__SUPPLIED DATA__:
= = = = =

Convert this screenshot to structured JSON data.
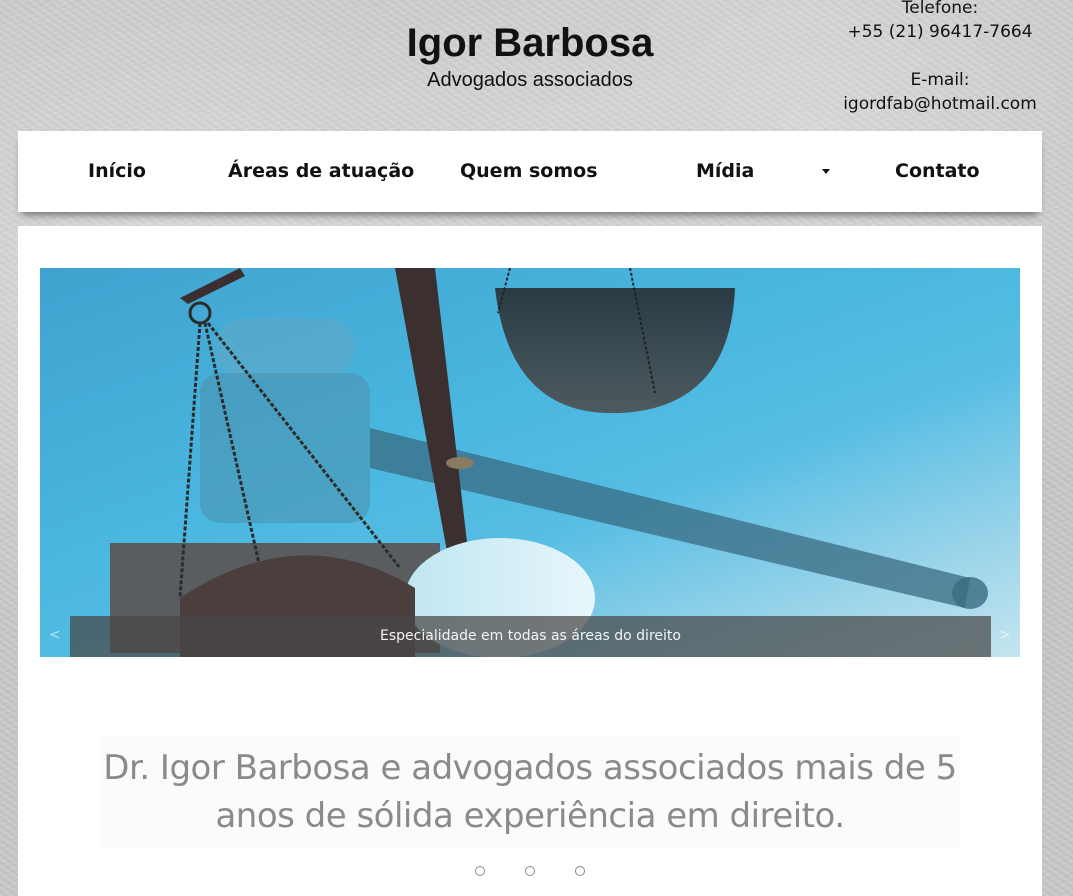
{
  "header": {
    "title": "Igor Barbosa",
    "subtitle": "Advogados associados",
    "phone_label": "Telefone:",
    "phone": "+55 (21) 96417-7664",
    "email_label": "E-mail:",
    "email": "igordfab@hotmail.com"
  },
  "nav": {
    "items": [
      "Início",
      "Áreas de atuação",
      "Quem somos",
      "Mídia",
      "Contato"
    ],
    "dropdown_item": "Mídia"
  },
  "slider": {
    "caption": "Especialidade em todas as áreas do direito",
    "prev": "<",
    "next": ">"
  },
  "tagline": {
    "line1": "Dr. Igor Barbosa e advogados associados mais de 5",
    "line2": "anos de sólida experiência em direito."
  },
  "pager": {
    "count": 3
  },
  "colors": {
    "slider_blue": "#49b7e0",
    "nav_background": "#ffffff",
    "tagline_text": "#8a8a8a"
  }
}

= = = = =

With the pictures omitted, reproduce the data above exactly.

__TASK ANSWER__:
Convert this screenshot to structured JSON data.
{
  "header": {
    "title": "Igor Barbosa",
    "subtitle": "Advogados associados",
    "phone_label": "Telefone:",
    "phone": "+55 (21) 96417-7664",
    "email_label": "E-mail:",
    "email": "igordfab@hotmail.com"
  },
  "nav": {
    "items": [
      "Início",
      "Áreas de atuação",
      "Quem somos",
      "Mídia",
      "Contato"
    ],
    "dropdown_item": "Mídia"
  },
  "slider": {
    "caption": "Especialidade em todas as áreas do direito",
    "prev": "<",
    "next": ">"
  },
  "tagline": {
    "line1": "Dr. Igor Barbosa e advogados associados mais de 5",
    "line2": "anos de sólida experiência em direito."
  },
  "pager": {
    "count": 3
  },
  "colors": {
    "slider_blue": "#49b7e0",
    "nav_background": "#ffffff",
    "tagline_text": "#8a8a8a"
  }
}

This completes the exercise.